Data provided:
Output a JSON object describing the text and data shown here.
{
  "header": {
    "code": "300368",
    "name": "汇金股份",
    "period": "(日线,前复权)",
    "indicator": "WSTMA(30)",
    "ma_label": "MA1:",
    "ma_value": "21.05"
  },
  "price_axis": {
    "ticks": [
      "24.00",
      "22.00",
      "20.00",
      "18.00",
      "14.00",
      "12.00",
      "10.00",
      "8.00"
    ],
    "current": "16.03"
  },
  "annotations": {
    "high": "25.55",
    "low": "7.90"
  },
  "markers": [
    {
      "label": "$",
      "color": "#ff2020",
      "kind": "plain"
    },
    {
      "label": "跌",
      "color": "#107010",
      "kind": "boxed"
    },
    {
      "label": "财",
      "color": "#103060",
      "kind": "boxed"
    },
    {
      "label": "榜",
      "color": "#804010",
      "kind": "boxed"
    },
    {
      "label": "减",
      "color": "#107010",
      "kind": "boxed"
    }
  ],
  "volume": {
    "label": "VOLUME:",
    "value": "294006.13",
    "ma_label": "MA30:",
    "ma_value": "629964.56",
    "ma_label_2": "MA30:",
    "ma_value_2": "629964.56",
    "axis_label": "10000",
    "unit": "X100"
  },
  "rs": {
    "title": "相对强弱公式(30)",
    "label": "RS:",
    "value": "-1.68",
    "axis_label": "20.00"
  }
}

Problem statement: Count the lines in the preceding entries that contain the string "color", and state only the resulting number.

Task result: 5